EXERCISE DETAILS:
Copy out every record below with complete accuracy.

PROVIDED RECORDS START

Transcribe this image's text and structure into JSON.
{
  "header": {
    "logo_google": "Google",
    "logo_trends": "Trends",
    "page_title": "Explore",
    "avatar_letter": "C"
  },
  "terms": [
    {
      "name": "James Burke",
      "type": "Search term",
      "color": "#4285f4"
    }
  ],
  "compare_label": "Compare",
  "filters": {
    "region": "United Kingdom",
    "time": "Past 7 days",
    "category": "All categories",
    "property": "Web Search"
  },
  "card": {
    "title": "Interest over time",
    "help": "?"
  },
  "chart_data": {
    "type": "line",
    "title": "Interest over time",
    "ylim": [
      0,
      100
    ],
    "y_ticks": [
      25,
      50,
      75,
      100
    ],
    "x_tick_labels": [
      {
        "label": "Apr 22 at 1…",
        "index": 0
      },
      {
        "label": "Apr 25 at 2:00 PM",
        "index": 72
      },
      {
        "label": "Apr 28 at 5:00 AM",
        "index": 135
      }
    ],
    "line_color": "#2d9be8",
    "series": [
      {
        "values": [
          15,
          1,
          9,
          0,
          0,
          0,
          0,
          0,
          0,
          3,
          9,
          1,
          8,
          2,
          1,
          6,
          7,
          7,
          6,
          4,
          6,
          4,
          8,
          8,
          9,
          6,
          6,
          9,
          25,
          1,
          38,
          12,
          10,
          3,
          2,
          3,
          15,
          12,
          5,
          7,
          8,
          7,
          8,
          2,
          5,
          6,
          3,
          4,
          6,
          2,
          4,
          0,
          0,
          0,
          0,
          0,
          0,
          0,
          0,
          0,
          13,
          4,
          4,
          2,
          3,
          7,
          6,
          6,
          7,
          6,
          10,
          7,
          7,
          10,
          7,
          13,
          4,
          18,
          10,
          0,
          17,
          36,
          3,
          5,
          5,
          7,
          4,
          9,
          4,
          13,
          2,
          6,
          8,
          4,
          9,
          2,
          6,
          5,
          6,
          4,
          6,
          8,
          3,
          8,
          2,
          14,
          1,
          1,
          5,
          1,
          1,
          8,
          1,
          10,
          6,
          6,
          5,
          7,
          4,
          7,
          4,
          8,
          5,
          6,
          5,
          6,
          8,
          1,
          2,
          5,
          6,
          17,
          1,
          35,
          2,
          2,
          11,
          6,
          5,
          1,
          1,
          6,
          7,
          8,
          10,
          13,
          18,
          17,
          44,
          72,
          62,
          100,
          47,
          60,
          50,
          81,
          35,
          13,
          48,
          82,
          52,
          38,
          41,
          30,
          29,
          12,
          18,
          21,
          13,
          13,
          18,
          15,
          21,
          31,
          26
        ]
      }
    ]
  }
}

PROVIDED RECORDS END

RESULT BELOW:
Transcribe this image's text and structure into JSON.
{
  "header": {
    "logo_google": "Google",
    "logo_trends": "Trends",
    "page_title": "Explore",
    "avatar_letter": "C"
  },
  "terms": [
    {
      "name": "James Burke",
      "type": "Search term",
      "color": "#4285f4"
    }
  ],
  "compare_label": "Compare",
  "filters": {
    "region": "United Kingdom",
    "time": "Past 7 days",
    "category": "All categories",
    "property": "Web Search"
  },
  "card": {
    "title": "Interest over time",
    "help": "?"
  },
  "chart_data": {
    "type": "line",
    "title": "Interest over time",
    "ylim": [
      0,
      100
    ],
    "y_ticks": [
      25,
      50,
      75,
      100
    ],
    "x_tick_labels": [
      {
        "label": "Apr 22 at 1…",
        "index": 0
      },
      {
        "label": "Apr 25 at 2:00 PM",
        "index": 72
      },
      {
        "label": "Apr 28 at 5:00 AM",
        "index": 135
      }
    ],
    "line_color": "#2d9be8",
    "series": [
      {
        "values": [
          15,
          1,
          9,
          0,
          0,
          0,
          0,
          0,
          0,
          3,
          9,
          1,
          8,
          2,
          1,
          6,
          7,
          7,
          6,
          4,
          6,
          4,
          8,
          8,
          9,
          6,
          6,
          9,
          25,
          1,
          38,
          12,
          10,
          3,
          2,
          3,
          15,
          12,
          5,
          7,
          8,
          7,
          8,
          2,
          5,
          6,
          3,
          4,
          6,
          2,
          4,
          0,
          0,
          0,
          0,
          0,
          0,
          0,
          0,
          0,
          13,
          4,
          4,
          2,
          3,
          7,
          6,
          6,
          7,
          6,
          10,
          7,
          7,
          10,
          7,
          13,
          4,
          18,
          10,
          0,
          17,
          36,
          3,
          5,
          5,
          7,
          4,
          9,
          4,
          13,
          2,
          6,
          8,
          4,
          9,
          2,
          6,
          5,
          6,
          4,
          6,
          8,
          3,
          8,
          2,
          14,
          1,
          1,
          5,
          1,
          1,
          8,
          1,
          10,
          6,
          6,
          5,
          7,
          4,
          7,
          4,
          8,
          5,
          6,
          5,
          6,
          8,
          1,
          2,
          5,
          6,
          17,
          1,
          35,
          2,
          2,
          11,
          6,
          5,
          1,
          1,
          6,
          7,
          8,
          10,
          13,
          18,
          17,
          44,
          72,
          62,
          100,
          47,
          60,
          50,
          81,
          35,
          13,
          48,
          82,
          52,
          38,
          41,
          30,
          29,
          12,
          18,
          21,
          13,
          13,
          18,
          15,
          21,
          31,
          26
        ]
      }
    ]
  }
}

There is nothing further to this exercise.